Recorded data:
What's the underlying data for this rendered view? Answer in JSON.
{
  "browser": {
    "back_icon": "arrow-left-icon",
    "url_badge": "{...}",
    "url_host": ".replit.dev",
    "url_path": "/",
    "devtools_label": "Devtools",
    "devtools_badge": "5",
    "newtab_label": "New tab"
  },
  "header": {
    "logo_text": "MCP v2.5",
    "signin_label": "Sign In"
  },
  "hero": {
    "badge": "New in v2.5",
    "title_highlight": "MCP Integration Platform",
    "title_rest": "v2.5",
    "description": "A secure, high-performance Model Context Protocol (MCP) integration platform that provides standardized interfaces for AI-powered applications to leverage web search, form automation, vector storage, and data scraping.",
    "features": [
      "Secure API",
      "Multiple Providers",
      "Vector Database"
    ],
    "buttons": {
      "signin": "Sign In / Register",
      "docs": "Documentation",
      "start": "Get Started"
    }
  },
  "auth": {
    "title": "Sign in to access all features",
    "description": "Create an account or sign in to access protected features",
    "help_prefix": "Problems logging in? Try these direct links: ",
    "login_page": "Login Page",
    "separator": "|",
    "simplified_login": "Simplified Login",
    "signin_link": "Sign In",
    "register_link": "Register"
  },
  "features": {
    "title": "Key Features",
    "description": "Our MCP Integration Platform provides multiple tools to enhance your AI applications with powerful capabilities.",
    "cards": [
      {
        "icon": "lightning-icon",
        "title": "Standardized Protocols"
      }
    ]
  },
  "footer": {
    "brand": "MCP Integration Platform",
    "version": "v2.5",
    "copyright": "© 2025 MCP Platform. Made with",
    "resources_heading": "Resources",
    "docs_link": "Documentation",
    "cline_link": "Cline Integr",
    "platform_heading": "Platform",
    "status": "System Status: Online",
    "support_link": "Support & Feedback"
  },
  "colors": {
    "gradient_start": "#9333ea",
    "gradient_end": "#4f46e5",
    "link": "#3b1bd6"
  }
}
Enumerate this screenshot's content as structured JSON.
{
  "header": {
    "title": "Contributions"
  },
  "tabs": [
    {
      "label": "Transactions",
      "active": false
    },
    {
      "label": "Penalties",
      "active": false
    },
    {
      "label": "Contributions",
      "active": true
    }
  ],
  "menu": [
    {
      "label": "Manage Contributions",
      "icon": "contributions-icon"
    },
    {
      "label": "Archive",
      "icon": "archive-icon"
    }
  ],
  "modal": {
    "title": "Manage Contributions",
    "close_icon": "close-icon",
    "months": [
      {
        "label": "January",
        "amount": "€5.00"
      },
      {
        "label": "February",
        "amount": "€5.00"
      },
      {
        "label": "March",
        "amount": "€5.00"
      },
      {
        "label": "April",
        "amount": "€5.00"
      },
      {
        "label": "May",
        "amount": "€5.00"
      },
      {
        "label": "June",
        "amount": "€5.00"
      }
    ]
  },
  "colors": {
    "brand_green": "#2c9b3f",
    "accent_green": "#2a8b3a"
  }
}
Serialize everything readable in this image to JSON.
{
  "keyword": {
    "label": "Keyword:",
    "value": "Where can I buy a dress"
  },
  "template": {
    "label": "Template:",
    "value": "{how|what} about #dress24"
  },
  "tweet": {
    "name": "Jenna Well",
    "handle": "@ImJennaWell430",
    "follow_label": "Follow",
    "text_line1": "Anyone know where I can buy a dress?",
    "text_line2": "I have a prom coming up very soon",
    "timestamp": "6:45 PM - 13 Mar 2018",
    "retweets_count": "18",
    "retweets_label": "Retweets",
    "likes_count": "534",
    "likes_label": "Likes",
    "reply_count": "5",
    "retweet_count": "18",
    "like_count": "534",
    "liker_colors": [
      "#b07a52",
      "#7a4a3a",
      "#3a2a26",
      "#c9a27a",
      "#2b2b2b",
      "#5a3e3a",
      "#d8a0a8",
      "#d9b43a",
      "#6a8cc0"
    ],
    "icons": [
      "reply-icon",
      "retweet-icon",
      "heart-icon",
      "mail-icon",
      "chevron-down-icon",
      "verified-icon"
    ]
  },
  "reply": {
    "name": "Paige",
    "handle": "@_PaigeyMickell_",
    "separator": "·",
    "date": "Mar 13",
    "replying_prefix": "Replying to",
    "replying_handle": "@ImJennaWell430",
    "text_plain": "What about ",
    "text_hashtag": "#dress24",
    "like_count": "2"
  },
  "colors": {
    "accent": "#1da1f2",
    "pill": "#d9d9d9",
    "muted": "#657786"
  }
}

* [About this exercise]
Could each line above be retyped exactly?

* [Written response]
What's the underlying data for this rendered view? Answer in JSON.
{
  "browser": {
    "back_icon": "arrow-left-icon",
    "url_badge": "{...}",
    "url_host": ".replit.dev",
    "url_path": "/",
    "devtools_label": "Devtools",
    "devtools_badge": "5",
    "newtab_label": "New tab"
  },
  "header": {
    "logo_text": "MCP v2.5",
    "signin_label": "Sign In"
  },
  "hero": {
    "badge": "New in v2.5",
    "title_highlight": "MCP Integration Platform",
    "title_rest": "v2.5",
    "description": "A secure, high-performance Model Context Protocol (MCP) integration platform that provides standardized interfaces for AI-powered applications to leverage web search, form automation, vector storage, and data scraping.",
    "features": [
      "Secure API",
      "Multiple Providers",
      "Vector Database"
    ],
    "buttons": {
      "signin": "Sign In / Register",
      "docs": "Documentation",
      "start": "Get Started"
    }
  },
  "auth": {
    "title": "Sign in to access all features",
    "description": "Create an account or sign in to access protected features",
    "help_prefix": "Problems logging in? Try these direct links: ",
    "login_page": "Login Page",
    "separator": "|",
    "simplified_login": "Simplified Login",
    "signin_link": "Sign In",
    "register_link": "Register"
  },
  "features": {
    "title": "Key Features",
    "description": "Our MCP Integration Platform provides multiple tools to enhance your AI applications with powerful capabilities.",
    "cards": [
      {
        "icon": "lightning-icon",
        "title": "Standardized Protocols"
      }
    ]
  },
  "footer": {
    "brand": "MCP Integration Platform",
    "version": "v2.5",
    "copyright": "© 2025 MCP Platform. Made with",
    "resources_heading": "Resources",
    "docs_link": "Documentation",
    "cline_link": "Cline Integr",
    "platform_heading": "Platform",
    "status": "System Status: Online",
    "support_link": "Support & Feedback"
  },
  "colors": {
    "gradient_start": "#9333ea",
    "gradient_end": "#4f46e5",
    "link": "#3b1bd6"
  }
}
Enumerate this screenshot's content as structured JSON.
{
  "header": {
    "title": "Contributions"
  },
  "tabs": [
    {
      "label": "Transactions",
      "active": false
    },
    {
      "label": "Penalties",
      "active": false
    },
    {
      "label": "Contributions",
      "active": true
    }
  ],
  "menu": [
    {
      "label": "Manage Contributions",
      "icon": "contributions-icon"
    },
    {
      "label": "Archive",
      "icon": "archive-icon"
    }
  ],
  "modal": {
    "title": "Manage Contributions",
    "close_icon": "close-icon",
    "months": [
      {
        "label": "January",
        "amount": "€5.00"
      },
      {
        "label": "February",
        "amount": "€5.00"
      },
      {
        "label": "March",
        "amount": "€5.00"
      },
      {
        "label": "April",
        "amount": "€5.00"
      },
      {
        "label": "May",
        "amount": "€5.00"
      },
      {
        "label": "June",
        "amount": "€5.00"
      }
    ]
  },
  "colors": {
    "brand_green": "#2c9b3f",
    "accent_green": "#2a8b3a"
  }
}
Serialize everything readable in this image to JSON.
{
  "keyword": {
    "label": "Keyword:",
    "value": "Where can I buy a dress"
  },
  "template": {
    "label": "Template:",
    "value": "{how|what} about #dress24"
  },
  "tweet": {
    "name": "Jenna Well",
    "handle": "@ImJennaWell430",
    "follow_label": "Follow",
    "text_line1": "Anyone know where I can buy a dress?",
    "text_line2": "I have a prom coming up very soon",
    "timestamp": "6:45 PM - 13 Mar 2018",
    "retweets_count": "18",
    "retweets_label": "Retweets",
    "likes_count": "534",
    "likes_label": "Likes",
    "reply_count": "5",
    "retweet_count": "18",
    "like_count": "534",
    "liker_colors": [
      "#b07a52",
      "#7a4a3a",
      "#3a2a26",
      "#c9a27a",
      "#2b2b2b",
      "#5a3e3a",
      "#d8a0a8",
      "#d9b43a",
      "#6a8cc0"
    ],
    "icons": [
      "reply-icon",
      "retweet-icon",
      "heart-icon",
      "mail-icon",
      "chevron-down-icon",
      "verified-icon"
    ]
  },
  "reply": {
    "name": "Paige",
    "handle": "@_PaigeyMickell_",
    "separator": "·",
    "date": "Mar 13",
    "replying_prefix": "Replying to",
    "replying_handle": "@ImJennaWell430",
    "text_plain": "What about ",
    "text_hashtag": "#dress24",
    "like_count": "2"
  },
  "colors": {
    "accent": "#1da1f2",
    "pill": "#d9d9d9",
    "muted": "#657786"
  }
}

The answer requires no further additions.